8. This is a last-ditch money grab.
Well, this is definitely a money grab, in the sense that Paragon Studios
is trying to sell you a product in the hopes that you will purchase it. This is the principle on which businesses function. But as I mentioned in my initial column, NCsoft
is not a company that makes a valiant effort to keep a game going via a free-to-play model. If CoH
were really on its last legs, this would look less like the launch of a new business model and more like the last scenes of Old Yeller.
This also ties into the doubt above about how the whole thing is going to involve a near-fatal process of selling tiny things in bite-sized chunks. By all accounts, Freedom
will be giving subscribers quite a bit for free and won't be exactly stingy with free players either. There's an awful lot being handed out for no cover charge. It's hard to plausibly argue that the devs are trying to get one last hit out of your wallet when you're being given a bunch of stuff for absolutely no price.
9. New content development is going to slow to a crawl.
This is something that I was worried about myself, and so when I was on the phone with Paragon, I asked Brian Clayton
outright if this might change the release schedule of large issues. His response to me was that the plan is to still release a large patch every three or four months, just like the game has been doing for a very long time now. Signature episodes, new launches in the store, and so forth -- all of that stuff is going to be in addition to the game's existing development process.
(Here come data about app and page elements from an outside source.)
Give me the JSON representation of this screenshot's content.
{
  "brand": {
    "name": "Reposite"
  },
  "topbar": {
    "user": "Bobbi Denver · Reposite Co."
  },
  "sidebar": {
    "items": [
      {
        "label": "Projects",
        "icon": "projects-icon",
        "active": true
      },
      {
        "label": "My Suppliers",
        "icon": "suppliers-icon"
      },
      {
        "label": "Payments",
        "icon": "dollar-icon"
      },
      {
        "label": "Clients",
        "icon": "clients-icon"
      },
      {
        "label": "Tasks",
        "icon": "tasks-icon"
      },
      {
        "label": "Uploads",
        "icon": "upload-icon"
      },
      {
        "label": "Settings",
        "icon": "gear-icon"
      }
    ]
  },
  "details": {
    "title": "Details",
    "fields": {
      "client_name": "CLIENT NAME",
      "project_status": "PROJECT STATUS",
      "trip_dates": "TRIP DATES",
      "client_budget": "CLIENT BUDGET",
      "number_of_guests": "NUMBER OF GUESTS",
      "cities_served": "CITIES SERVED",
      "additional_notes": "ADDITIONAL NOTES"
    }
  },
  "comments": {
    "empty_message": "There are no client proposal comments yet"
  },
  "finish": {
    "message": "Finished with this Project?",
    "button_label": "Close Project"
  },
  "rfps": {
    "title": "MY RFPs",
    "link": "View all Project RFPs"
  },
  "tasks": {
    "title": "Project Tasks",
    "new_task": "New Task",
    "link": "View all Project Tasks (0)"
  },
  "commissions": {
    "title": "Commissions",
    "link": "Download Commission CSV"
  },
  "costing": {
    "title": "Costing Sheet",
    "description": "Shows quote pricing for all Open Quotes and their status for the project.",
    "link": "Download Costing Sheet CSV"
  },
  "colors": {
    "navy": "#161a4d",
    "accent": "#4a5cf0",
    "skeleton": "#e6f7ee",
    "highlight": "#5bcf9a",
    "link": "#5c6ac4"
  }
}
And if we assume the hybrid model is really a kick in the seat of the pants for the game, this is going to actually accelerate development and release. Going Rogue
wasn't a failure, but it didn't bring a huge groundswell of new players into the game, which means the revenue for the game stayed fairly consistent. Freedom
could very well bring in a much larger batch of players, resulting in way more revenue and way more development for our favorite superhero game.
In short: No matter where you stand here, you're winning. Go ahead and make any jokes about having tiger blood that you want.
That's our door-buster of a column this week, weighing in at about double the usual length, but I thought this needed a full treatment. As always, I welcome comments and feedback in the comment section below or via mail to firstname.lastname@example.org
. Next week, let's take care of that archetype discussion wrap-up. I'm thinking of trying something a little different for the future.
By day a mild-mannered reporter, Eliot Lefebvre unveils his secret identity in Paragon City and the Rogue Isles every Wednesday. Filled with all the news that's fit to analyze and all the muck that's fit to rake, this look at City of Heroes analyzes everything from the game's connection to its four-color roots to the latest changes in the game's mechanics.